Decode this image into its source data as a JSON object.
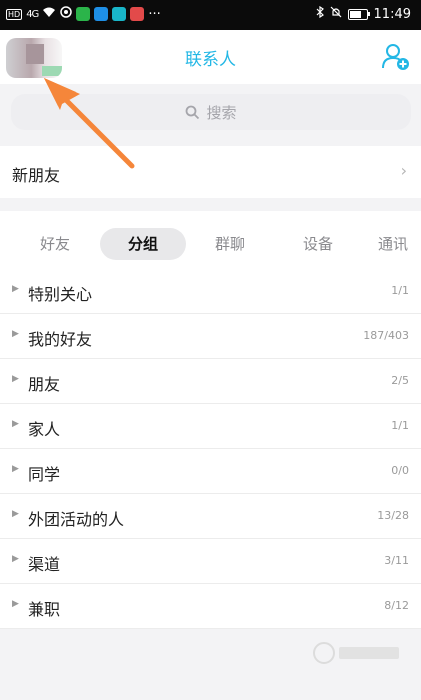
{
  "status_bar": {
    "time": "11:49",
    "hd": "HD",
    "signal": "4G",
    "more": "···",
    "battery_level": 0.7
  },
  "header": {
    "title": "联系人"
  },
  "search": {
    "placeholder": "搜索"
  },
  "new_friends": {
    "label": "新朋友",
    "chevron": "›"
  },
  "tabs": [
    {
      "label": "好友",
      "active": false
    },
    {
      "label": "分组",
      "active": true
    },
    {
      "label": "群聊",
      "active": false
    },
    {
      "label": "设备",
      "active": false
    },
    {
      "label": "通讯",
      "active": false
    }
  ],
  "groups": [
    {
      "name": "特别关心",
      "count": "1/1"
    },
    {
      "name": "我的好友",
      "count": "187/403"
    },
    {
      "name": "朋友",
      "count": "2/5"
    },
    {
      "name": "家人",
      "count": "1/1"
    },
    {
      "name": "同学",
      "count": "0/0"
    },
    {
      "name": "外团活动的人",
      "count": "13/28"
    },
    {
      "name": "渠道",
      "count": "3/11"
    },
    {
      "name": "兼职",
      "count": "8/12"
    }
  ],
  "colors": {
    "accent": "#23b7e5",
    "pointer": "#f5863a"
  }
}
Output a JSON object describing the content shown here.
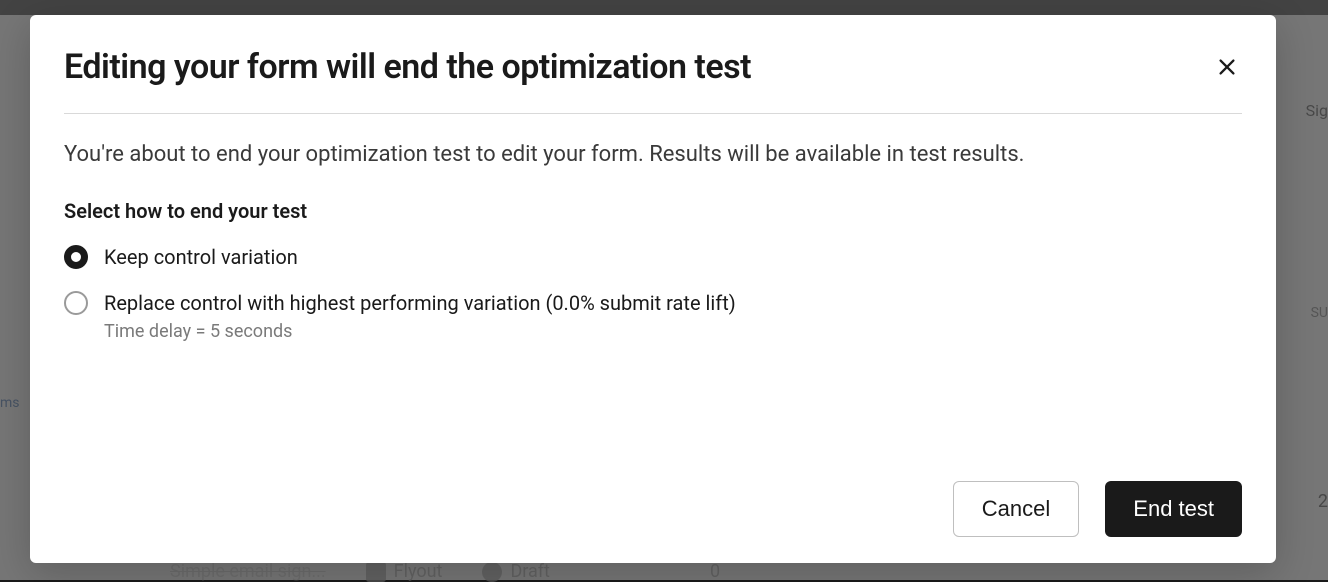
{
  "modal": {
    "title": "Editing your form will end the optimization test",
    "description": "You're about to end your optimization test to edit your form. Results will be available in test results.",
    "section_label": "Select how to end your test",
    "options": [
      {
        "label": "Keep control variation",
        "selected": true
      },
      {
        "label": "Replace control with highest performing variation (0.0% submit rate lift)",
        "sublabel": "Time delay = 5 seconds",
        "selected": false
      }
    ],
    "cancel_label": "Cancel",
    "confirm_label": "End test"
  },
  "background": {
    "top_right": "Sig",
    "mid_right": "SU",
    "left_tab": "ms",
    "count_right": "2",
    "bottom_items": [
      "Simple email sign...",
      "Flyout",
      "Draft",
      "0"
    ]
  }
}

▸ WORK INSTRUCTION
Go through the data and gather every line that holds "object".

▸ COMPLETED EXERCISE
Decode this image into its source data as a JSON object.
Output a JSON object describing the content shown here.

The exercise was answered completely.